There is little financial incentive to write better scripts or reduce the political messaging in current movies. If the audience stays home, what are they watching? More current Hollywood content. Even a rough year doesn’t matter all that much financially since Disney is a theme park company in addition to a media conglomerate. It would take a catastrophic collapse of the industry to affect Disney, and while that may happen yet, they have enough assets to leverage debt for decades. There would be many employees, no doubt, that would view that long-term decline as worth it for the cause.
I can’t say for sure what will happen in the future. The composition of personnel at Disney may change over time, or the cinema industry may suffer a collapse that opens the way for independent filmmakers to truly compete on an even footing. I thought the lockdowns of 2020 would crush the theater industry, but the corporate movie complex remains resilient despite the extended shutdown of their most aggressive measure of success. I do hypothesize that the large media conglomerates will still be major players in the area of visual media after the decline of the cinema if for no other reason than they have large enough resources to influence social media and the government.
Despite this, the corporate model is in its twilight, and therefore we are in the process of transitioning to a new period with a new way of patronizing, creating, and distributing art.
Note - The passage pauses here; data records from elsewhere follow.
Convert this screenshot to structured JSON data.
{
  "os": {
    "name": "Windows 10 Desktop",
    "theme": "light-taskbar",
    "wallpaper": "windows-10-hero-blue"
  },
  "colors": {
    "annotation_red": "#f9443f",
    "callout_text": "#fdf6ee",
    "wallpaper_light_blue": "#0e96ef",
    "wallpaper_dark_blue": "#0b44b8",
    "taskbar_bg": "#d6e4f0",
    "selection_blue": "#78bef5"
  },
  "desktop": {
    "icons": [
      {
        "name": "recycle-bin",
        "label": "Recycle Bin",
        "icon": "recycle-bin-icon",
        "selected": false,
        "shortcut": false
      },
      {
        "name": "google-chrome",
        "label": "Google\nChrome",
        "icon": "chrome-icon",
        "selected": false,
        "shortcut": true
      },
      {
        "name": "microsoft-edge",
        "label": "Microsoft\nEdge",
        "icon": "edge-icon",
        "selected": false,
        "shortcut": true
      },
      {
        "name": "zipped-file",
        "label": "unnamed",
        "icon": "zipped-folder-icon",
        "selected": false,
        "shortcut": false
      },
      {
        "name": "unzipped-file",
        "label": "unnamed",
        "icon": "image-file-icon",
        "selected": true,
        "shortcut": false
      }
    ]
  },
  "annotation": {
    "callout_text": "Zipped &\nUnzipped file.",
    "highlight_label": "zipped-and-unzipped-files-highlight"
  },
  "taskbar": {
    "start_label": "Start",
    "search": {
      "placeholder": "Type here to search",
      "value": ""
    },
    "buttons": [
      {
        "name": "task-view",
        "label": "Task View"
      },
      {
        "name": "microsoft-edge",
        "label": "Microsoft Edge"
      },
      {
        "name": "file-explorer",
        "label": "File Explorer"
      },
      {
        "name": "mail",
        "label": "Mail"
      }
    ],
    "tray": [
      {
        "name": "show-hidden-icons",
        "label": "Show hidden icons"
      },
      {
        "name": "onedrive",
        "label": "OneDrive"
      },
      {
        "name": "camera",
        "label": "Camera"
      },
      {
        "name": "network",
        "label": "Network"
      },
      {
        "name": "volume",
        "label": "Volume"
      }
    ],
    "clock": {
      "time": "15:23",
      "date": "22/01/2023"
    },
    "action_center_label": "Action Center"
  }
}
The importance of the internet to the way we purchase and view art, as well as who gets to be an artist, cannot be overstated.
Thanks for following this series so far and reading my thoughts about the 20th-century artistic model. You can participate in the new model by purchasing independent art like mine!